Flips the X or Y (or both) axes for the emulated mouse. Set the first parameter to true to flip the x axis, and the second to flip the y axis.


Table C: Audio
Settings PropertyDescriptionDefault


Switch Audio Renderer. Currently there is only one option.



Enable 3D stereo. This feature requires hardware support from the GPU driver. See Quad Buffering. Currently, your everday user’s hardware does not support this, so you can ignore it for now.


Table D: Branding
Settings PropertyDescriptionDefault

setTitle("My Game")

This string will be visible in the titlebar, unless the window is fullscreen.

“jMonkey Engine 3.x-stable”

setIcons(new BufferedImage[]{
ImageIO.read(new File(" ")), …});

This specifies the little application icon in the titlebar of the application (unused in MacOS?). You should specify the icon in various sizes (256,128,32,16) to look good on various operating systems. Note: This is not the application icon on the desktop.



A custom splashscreen image in the assets/Interface directory which is displayed when the settings dialog is shown.


You can use app.setShowSettings(true); and setSettingsDialogImage("Interface/mysplashscreen.png") to present the user with jme3’s default display settings dialog when starting the game. Use app.setShowSettings(false); to hide the default settings screen. Set this boolean before calling app.start() on the SimpleApplication.

Toggling and Activating Settings

SimpleApplication methodDescription


Activate or deactivate the default settings screen before start()ing the game. If you let users use this screen, you do not need to modify the settings object.
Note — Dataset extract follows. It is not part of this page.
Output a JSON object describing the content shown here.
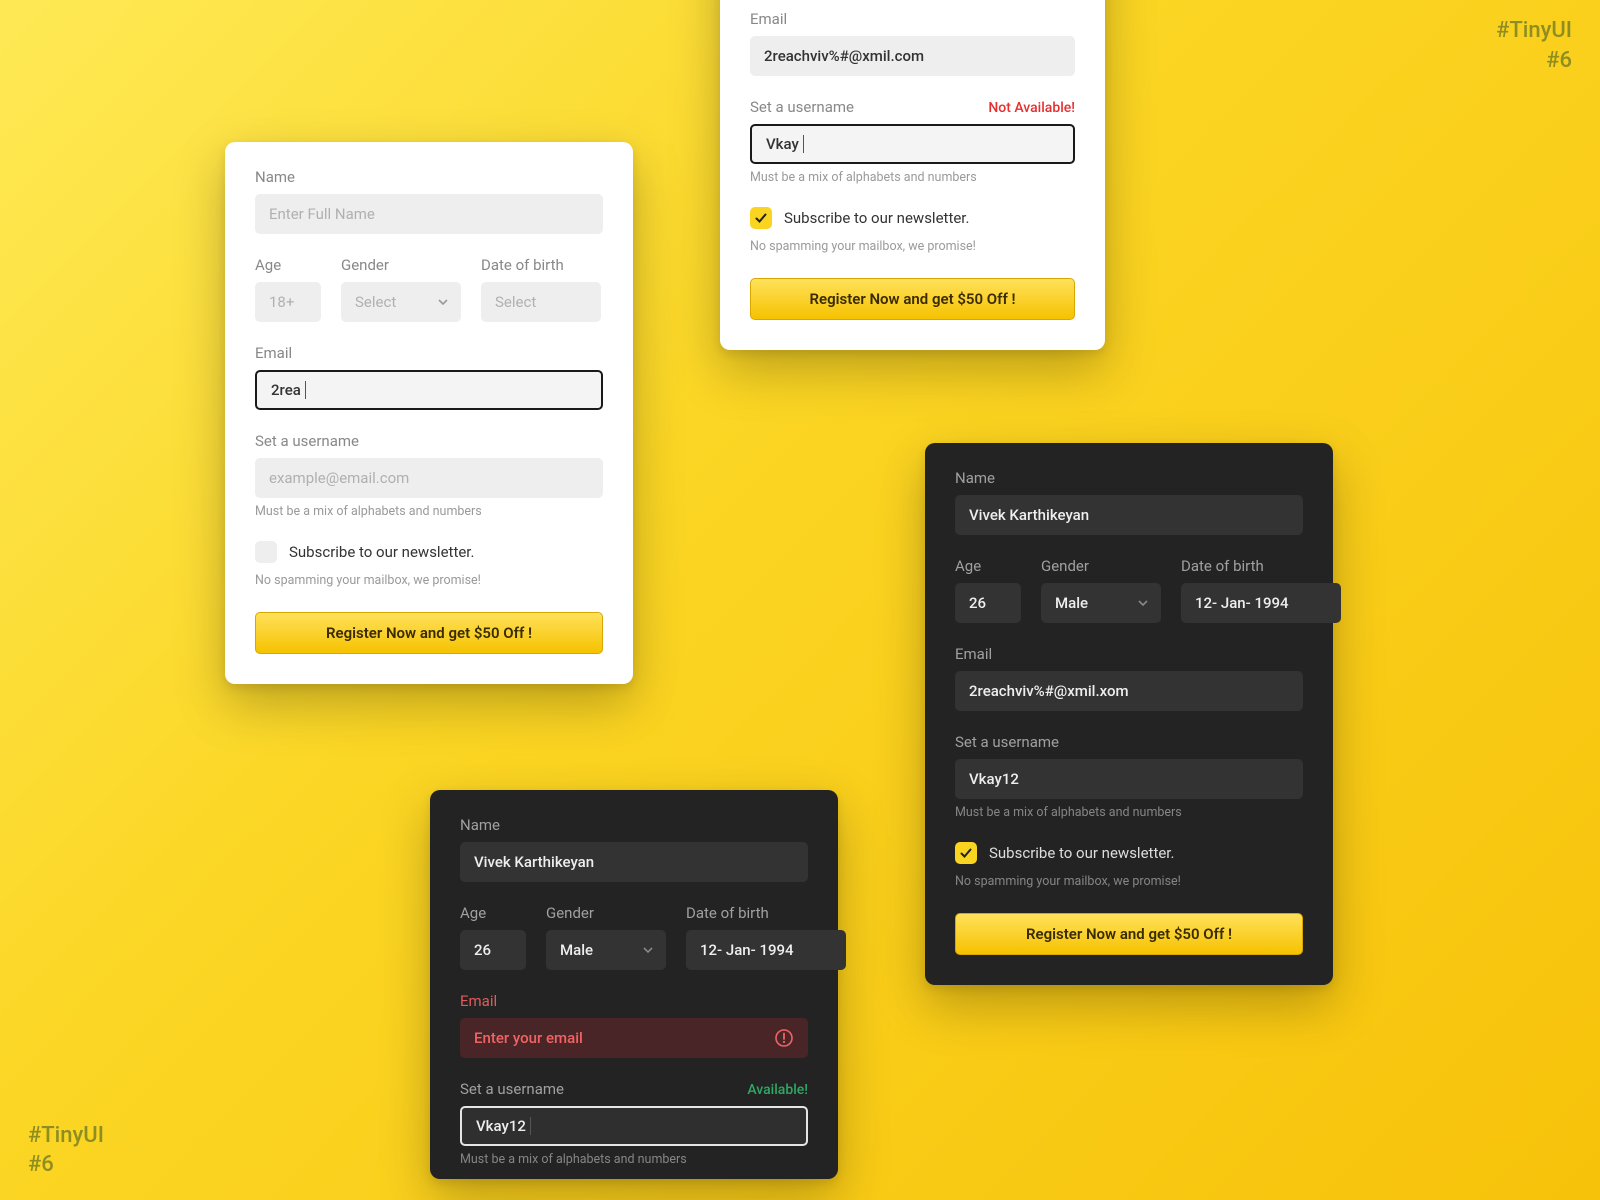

Note: Most developers implement their own custom settings screen, but the default one is useful during the alpha stages.


After you have modified the properties on the settings object, you apply it to your application. Note that the settings are not automatically reloaded while the game is running.


Every game calls start() in the beginning to initialize the game and apply the settings. Modify and set your settings before calling start().


Restart()ing a running game restarts the game context and applies the updated settings object. (This does not restart or reinitialize the whole game.)

Saving and Loading Settings

An AppSettings object also supports the following methods to save your settings under a unique key (in this example “com.foo.MyCoolGame3”):

  • Use settings.save("com.foo.MyCoolGame3") to save your settings via standard java.io serialization.

  • Use settings.load("com.foo.MyCoolGame3") to load your settings.

  • Use settings2.copyFrom(settings) to copy a settings object.


Provide the unique name of your jME3 application as the String argument. For example com.foo.MyCoolGame3.

    try { settings.save("com.foo.MyCoolGame3"); }
    catch (BackingStoreException ex) { /** could not save settings */ }
  • On Windows, the preferences are saved under the following registry key:

  • On Linux, the preferences are saved in an XML file under:

  • On Mac OS X, the preferences are saved as XML file under: